Assignment: When a line of the records below contains the string "Reconstruction", copy that whole line.
Supplied information section start
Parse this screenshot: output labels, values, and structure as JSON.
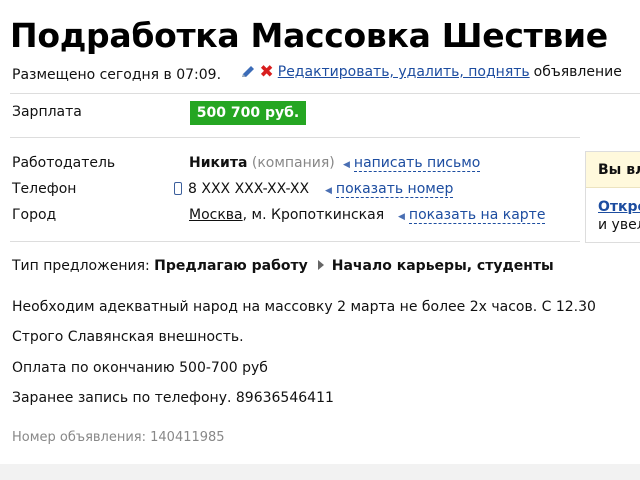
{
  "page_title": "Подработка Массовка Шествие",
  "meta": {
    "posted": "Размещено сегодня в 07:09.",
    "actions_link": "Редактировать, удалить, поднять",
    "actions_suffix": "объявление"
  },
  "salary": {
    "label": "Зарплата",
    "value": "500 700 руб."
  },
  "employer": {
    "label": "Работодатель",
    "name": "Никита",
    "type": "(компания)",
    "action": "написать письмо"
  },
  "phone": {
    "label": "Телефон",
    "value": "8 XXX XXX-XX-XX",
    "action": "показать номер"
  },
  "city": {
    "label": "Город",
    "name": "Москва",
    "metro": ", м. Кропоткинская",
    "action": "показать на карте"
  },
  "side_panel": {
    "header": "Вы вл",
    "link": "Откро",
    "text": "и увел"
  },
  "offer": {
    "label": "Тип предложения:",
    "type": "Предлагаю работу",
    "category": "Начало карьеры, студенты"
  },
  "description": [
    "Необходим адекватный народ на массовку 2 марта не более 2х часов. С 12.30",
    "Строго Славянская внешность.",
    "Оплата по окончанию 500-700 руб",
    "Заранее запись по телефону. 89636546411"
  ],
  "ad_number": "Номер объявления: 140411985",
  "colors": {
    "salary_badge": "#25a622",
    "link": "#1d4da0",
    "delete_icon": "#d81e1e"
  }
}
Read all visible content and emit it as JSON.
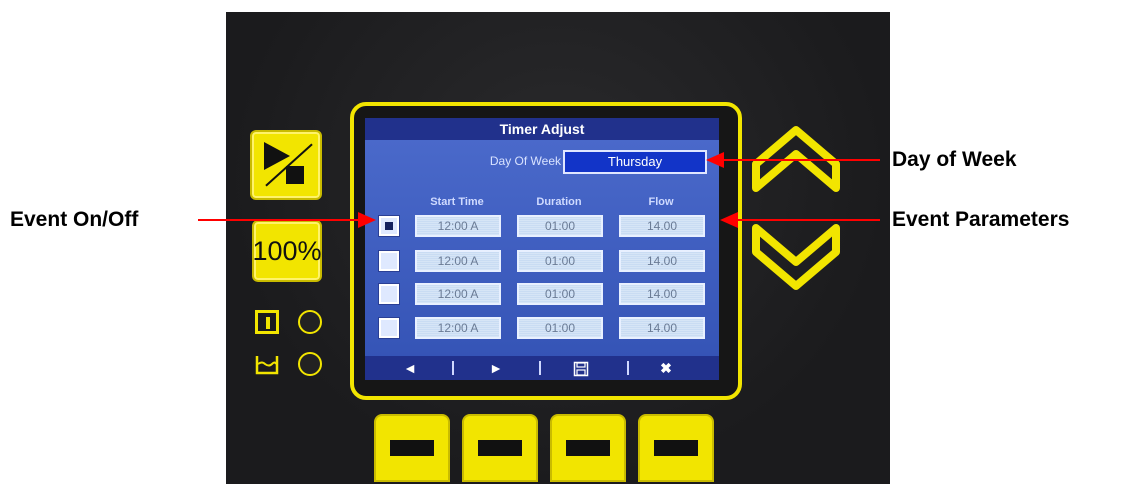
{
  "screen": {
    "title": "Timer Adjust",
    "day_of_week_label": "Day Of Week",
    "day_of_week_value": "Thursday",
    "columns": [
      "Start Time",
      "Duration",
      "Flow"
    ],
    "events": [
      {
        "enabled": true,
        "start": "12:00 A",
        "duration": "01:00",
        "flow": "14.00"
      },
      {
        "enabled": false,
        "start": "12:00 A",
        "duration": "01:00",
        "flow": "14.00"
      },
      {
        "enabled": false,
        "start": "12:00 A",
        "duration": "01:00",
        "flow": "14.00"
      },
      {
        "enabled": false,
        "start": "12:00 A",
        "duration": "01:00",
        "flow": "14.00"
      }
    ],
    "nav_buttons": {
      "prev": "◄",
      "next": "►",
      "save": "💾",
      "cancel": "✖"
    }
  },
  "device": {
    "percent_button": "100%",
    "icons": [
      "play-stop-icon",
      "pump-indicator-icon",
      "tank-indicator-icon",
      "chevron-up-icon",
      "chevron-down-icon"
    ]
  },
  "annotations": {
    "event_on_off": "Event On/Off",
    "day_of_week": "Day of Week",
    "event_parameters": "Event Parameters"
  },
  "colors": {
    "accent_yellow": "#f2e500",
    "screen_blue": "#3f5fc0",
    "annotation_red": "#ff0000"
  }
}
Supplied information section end
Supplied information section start
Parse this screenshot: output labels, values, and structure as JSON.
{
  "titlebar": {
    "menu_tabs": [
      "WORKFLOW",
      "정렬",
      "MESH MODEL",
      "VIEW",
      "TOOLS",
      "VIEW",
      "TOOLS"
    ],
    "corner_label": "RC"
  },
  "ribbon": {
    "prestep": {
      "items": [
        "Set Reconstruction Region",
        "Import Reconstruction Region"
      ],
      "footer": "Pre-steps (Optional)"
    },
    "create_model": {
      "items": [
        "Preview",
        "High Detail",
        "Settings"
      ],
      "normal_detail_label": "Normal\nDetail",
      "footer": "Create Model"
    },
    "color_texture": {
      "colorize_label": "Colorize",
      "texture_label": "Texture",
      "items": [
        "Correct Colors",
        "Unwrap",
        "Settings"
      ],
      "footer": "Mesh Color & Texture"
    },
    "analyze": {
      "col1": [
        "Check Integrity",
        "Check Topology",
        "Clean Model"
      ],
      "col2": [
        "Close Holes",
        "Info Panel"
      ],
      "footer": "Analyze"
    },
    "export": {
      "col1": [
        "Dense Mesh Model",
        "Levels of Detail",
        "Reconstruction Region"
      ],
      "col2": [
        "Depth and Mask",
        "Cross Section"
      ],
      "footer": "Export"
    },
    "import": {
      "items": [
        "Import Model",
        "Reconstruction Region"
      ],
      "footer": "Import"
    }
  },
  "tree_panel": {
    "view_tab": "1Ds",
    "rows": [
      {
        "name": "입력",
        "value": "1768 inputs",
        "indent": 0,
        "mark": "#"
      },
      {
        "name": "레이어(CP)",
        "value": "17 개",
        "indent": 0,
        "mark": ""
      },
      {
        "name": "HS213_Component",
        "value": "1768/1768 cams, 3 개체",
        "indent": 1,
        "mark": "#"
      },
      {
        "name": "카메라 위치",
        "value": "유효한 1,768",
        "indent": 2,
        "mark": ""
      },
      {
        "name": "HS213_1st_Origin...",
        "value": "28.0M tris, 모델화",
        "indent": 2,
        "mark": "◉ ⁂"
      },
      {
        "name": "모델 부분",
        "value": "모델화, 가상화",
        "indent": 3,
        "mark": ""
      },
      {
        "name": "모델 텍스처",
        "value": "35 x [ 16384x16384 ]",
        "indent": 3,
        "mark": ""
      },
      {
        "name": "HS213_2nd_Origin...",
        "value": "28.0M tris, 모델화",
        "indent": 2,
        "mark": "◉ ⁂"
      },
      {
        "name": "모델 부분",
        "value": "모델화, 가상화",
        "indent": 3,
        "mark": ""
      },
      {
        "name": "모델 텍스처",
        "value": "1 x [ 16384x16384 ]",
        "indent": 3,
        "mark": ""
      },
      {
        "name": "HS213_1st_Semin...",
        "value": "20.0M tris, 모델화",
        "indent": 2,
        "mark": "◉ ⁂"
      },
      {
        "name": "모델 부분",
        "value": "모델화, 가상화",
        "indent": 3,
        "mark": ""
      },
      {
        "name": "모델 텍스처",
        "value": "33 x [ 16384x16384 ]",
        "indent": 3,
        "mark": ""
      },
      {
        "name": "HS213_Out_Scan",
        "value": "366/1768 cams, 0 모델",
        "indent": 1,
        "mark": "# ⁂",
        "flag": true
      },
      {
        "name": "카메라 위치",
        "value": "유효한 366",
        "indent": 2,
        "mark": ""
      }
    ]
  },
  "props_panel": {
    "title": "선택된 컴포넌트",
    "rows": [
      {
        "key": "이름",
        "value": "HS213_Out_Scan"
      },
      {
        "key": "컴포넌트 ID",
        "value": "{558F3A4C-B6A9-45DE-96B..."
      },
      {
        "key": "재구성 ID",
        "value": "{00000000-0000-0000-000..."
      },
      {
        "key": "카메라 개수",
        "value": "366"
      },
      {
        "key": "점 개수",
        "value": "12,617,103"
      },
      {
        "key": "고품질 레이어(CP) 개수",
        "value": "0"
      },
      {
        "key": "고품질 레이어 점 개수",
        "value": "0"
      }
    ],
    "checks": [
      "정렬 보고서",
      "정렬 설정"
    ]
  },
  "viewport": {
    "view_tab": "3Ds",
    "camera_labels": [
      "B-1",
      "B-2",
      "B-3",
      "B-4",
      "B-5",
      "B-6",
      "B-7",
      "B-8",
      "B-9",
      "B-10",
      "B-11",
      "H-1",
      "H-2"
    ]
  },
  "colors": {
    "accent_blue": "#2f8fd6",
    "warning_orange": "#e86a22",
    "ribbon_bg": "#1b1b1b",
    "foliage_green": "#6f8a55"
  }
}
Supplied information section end
Result of the exercise:
        "Set Reconstruction Region",
        "Import Reconstruction Region"
        "Reconstruction Region"
        "Reconstruction Region"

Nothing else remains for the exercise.